(Website and app data records)
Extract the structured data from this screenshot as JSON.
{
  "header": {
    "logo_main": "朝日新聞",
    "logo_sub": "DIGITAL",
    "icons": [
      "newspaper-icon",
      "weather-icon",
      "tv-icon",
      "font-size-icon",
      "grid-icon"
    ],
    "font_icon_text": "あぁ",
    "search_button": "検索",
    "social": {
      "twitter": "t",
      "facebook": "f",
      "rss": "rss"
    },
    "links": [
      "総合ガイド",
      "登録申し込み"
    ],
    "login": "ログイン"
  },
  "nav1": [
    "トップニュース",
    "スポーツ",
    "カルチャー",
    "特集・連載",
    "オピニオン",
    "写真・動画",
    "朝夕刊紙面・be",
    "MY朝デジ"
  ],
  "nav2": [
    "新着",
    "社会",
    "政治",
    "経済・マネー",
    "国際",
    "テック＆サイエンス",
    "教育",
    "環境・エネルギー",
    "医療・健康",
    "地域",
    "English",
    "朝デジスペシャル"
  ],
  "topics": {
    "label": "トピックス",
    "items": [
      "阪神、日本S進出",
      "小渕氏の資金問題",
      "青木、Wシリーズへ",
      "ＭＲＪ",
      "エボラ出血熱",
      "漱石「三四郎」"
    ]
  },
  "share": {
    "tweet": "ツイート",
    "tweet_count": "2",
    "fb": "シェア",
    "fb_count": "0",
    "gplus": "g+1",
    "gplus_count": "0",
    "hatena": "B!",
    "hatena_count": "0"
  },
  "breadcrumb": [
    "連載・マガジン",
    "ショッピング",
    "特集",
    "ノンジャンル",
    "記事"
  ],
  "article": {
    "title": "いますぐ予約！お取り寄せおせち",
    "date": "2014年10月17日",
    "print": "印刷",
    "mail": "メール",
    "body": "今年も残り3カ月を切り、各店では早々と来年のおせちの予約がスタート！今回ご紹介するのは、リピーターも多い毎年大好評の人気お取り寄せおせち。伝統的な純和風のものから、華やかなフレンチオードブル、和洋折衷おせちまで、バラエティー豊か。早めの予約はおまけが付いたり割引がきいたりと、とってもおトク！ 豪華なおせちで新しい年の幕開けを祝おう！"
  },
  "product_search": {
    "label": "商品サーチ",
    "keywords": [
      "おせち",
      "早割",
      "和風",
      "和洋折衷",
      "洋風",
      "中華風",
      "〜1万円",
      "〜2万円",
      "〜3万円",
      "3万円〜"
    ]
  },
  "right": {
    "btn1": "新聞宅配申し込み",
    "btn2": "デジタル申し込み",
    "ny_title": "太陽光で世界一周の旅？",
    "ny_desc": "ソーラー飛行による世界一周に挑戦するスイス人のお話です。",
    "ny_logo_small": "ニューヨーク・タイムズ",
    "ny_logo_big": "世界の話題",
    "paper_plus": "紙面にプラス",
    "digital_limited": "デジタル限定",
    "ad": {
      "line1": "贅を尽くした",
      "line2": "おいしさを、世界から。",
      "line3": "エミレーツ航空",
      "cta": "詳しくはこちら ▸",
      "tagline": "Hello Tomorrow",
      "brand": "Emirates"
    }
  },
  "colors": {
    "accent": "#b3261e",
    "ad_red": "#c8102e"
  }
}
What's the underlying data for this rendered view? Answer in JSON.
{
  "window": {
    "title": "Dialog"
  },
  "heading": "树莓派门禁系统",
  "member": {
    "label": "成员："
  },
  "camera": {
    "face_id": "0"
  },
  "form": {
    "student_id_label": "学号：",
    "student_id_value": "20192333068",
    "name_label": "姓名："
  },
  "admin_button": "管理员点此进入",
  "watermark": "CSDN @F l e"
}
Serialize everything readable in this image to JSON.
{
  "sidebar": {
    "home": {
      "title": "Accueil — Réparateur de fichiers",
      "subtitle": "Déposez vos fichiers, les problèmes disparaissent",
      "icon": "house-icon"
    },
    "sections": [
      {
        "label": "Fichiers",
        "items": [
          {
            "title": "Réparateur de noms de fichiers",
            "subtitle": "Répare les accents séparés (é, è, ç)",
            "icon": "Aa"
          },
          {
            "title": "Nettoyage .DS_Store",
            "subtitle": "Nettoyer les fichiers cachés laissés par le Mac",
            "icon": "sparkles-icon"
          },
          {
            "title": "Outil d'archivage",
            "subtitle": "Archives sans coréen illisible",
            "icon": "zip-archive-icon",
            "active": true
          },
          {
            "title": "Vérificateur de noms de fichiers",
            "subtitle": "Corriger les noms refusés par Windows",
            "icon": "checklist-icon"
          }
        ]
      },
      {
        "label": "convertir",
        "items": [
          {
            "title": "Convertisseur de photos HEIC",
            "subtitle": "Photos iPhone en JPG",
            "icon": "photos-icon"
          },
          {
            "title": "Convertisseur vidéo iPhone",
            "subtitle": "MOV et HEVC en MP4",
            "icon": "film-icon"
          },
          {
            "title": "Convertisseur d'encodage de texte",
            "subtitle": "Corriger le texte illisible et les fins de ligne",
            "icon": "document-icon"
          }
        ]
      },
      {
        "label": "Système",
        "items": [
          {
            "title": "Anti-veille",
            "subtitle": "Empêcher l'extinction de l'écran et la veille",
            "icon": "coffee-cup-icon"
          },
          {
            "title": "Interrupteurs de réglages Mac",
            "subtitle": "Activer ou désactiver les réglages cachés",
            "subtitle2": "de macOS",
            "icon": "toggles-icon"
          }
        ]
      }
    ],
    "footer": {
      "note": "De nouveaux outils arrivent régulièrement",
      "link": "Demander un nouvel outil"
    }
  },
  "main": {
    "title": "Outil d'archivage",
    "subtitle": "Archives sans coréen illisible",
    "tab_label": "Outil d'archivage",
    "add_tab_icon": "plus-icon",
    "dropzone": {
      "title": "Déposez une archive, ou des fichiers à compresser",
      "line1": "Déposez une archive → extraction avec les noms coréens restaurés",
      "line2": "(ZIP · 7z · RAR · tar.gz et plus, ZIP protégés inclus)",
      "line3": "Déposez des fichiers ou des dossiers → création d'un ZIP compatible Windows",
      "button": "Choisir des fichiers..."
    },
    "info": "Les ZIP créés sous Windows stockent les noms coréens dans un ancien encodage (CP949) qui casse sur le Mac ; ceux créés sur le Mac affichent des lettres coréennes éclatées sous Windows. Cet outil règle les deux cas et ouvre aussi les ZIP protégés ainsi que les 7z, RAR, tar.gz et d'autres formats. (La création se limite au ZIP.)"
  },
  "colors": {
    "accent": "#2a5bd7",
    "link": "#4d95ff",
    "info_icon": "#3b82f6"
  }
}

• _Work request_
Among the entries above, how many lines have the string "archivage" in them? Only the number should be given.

• _Problem solution_
3